_Brief_
Hunt for the word "service" across the entries below, copying each line that holds it.

-------- Material for this task

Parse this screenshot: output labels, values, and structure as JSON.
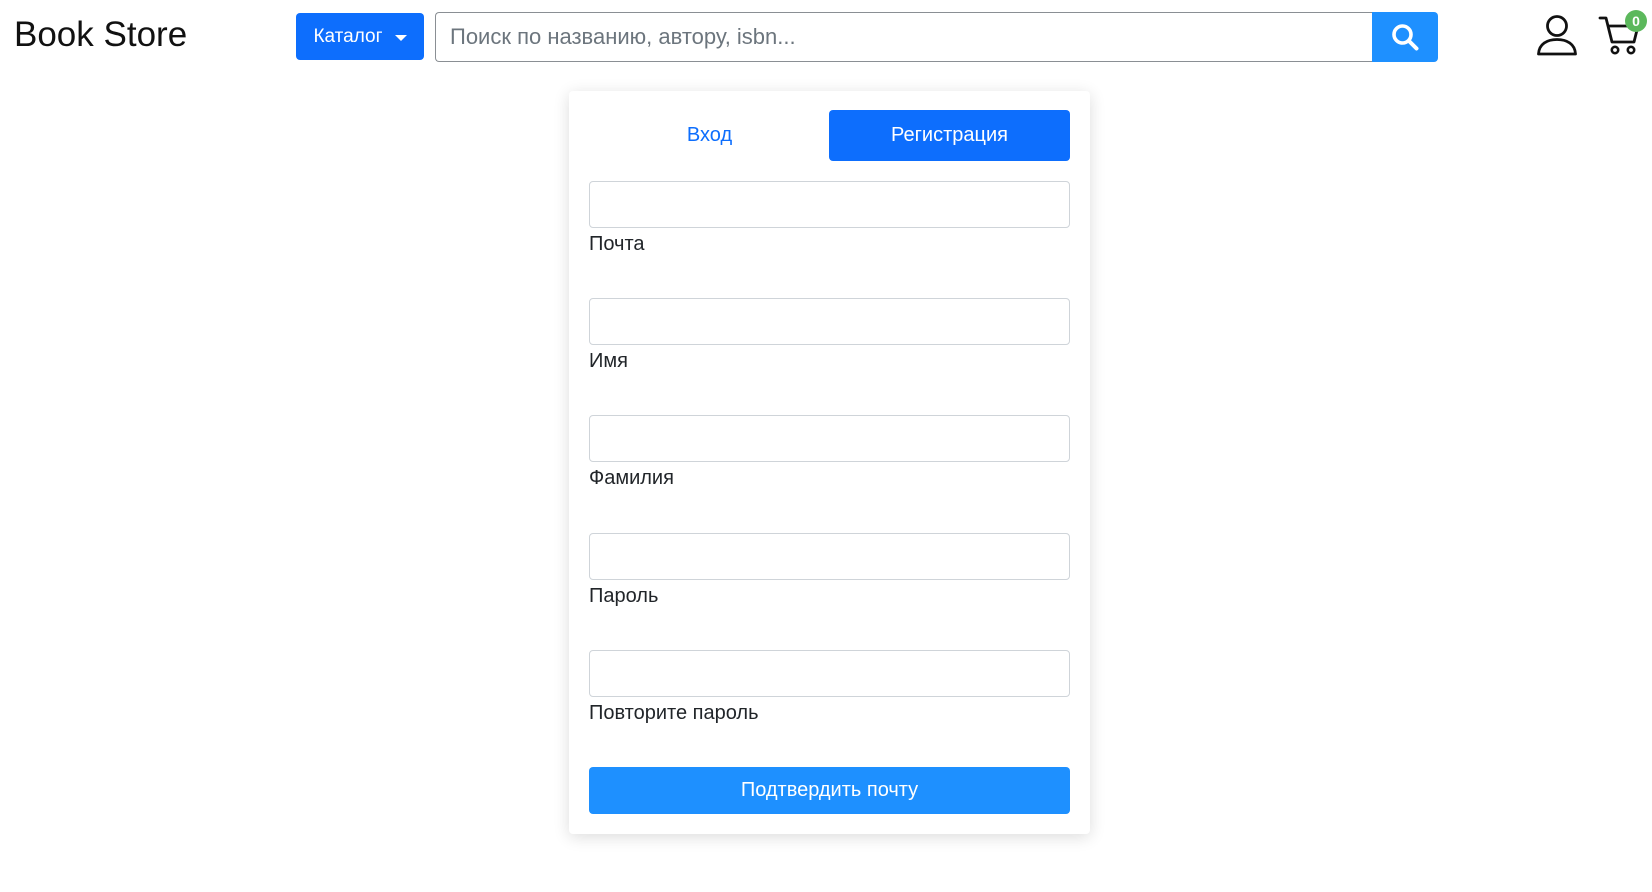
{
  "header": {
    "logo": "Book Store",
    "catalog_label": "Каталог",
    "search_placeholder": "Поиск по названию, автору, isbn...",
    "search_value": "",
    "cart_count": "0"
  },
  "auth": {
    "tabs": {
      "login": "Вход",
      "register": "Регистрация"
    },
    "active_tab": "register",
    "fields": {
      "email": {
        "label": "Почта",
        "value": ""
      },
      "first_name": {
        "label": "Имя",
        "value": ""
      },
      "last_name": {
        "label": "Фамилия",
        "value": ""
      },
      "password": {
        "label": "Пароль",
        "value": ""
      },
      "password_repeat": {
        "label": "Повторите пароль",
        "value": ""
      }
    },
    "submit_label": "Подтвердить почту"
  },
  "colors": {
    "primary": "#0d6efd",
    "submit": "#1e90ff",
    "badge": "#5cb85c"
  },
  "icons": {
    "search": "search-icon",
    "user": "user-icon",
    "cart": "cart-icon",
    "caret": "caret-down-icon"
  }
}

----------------
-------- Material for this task

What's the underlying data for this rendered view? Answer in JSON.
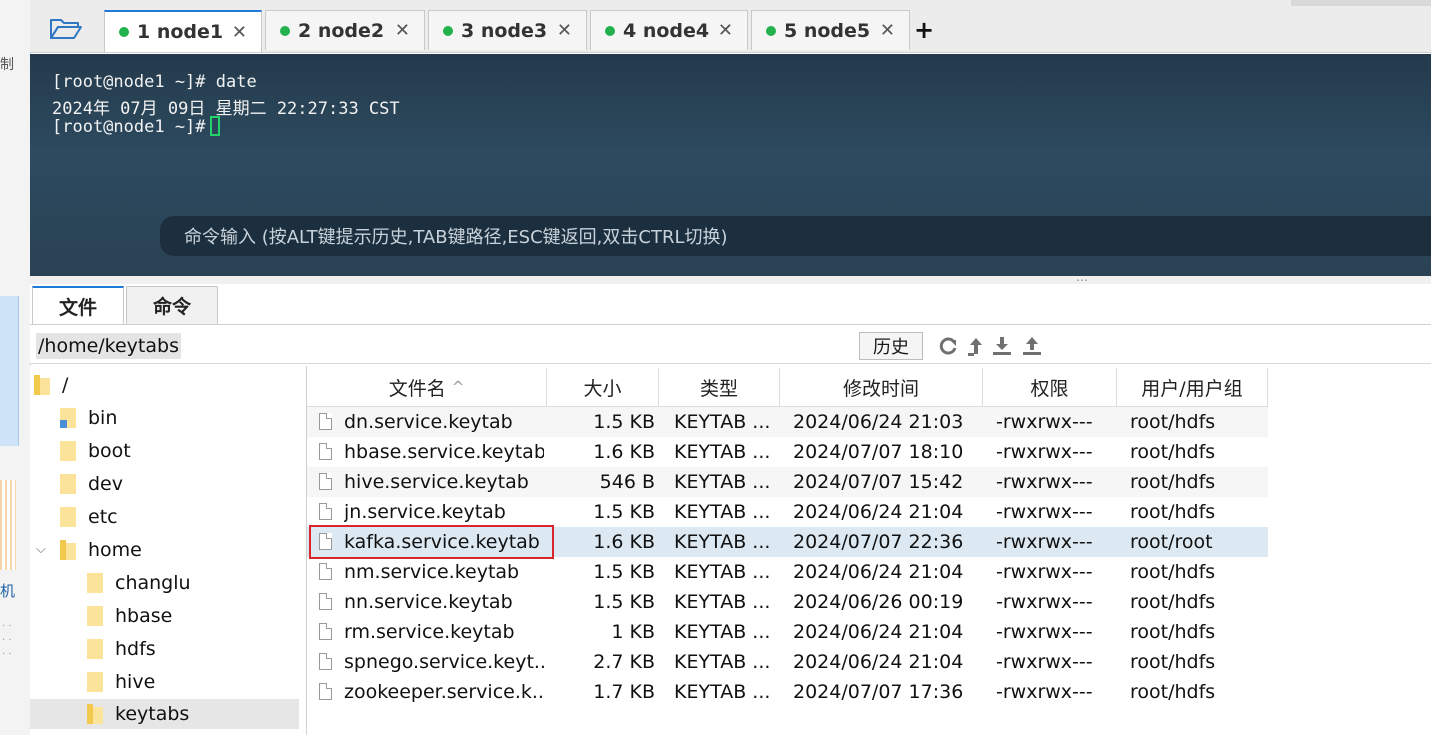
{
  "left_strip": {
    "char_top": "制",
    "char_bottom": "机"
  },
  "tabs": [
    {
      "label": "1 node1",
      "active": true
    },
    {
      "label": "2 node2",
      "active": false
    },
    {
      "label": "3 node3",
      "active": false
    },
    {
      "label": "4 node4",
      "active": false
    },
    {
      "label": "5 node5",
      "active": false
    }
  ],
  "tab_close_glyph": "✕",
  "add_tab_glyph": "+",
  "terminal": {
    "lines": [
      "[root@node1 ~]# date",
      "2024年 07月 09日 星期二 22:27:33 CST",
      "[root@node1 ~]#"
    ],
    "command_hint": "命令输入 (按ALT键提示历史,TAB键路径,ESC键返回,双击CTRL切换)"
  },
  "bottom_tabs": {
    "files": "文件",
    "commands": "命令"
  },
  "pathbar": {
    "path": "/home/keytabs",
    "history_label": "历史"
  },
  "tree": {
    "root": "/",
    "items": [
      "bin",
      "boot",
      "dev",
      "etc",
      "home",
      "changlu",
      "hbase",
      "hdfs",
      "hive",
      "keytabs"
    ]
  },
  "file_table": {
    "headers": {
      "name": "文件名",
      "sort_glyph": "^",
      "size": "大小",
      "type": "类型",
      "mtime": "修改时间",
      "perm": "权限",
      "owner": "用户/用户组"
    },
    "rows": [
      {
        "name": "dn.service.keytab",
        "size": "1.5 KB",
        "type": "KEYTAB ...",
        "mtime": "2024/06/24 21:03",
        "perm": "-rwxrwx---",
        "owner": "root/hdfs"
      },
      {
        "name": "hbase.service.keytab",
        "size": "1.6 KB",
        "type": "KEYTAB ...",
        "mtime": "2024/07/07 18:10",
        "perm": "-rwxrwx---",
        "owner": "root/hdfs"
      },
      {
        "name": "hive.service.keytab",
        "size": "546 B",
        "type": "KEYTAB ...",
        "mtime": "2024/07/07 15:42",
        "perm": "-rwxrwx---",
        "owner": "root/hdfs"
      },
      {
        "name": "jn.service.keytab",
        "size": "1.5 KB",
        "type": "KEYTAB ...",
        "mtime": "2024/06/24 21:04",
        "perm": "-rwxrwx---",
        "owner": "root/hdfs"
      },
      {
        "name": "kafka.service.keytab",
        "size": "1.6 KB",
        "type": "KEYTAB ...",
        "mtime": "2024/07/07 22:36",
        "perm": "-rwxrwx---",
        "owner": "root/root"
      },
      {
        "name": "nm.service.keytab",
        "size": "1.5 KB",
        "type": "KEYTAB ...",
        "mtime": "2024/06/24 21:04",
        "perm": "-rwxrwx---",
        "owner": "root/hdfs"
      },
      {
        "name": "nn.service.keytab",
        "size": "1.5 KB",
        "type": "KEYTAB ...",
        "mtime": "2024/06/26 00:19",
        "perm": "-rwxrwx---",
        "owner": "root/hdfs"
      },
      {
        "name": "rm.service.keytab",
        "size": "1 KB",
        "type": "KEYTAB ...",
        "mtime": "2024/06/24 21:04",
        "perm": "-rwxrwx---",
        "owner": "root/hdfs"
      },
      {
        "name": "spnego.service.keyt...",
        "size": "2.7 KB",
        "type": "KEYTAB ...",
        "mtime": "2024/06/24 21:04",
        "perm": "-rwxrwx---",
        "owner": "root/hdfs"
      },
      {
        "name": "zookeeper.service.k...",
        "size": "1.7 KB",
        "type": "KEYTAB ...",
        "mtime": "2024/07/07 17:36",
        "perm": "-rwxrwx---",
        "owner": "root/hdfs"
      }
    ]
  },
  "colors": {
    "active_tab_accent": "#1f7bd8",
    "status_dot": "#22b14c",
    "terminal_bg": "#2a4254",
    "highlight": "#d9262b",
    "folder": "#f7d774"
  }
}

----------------

_Answer box_
        "name": "dn.service.keytab",
        "name": "hbase.service.keytab",
        "name": "hive.service.keytab",
        "name": "jn.service.keytab",
        "name": "kafka.service.keytab",
        "name": "nm.service.keytab",
        "name": "nn.service.keytab",
        "name": "rm.service.keytab",
        "name": "spnego.service.keyt...",
        "name": "zookeeper.service.k...",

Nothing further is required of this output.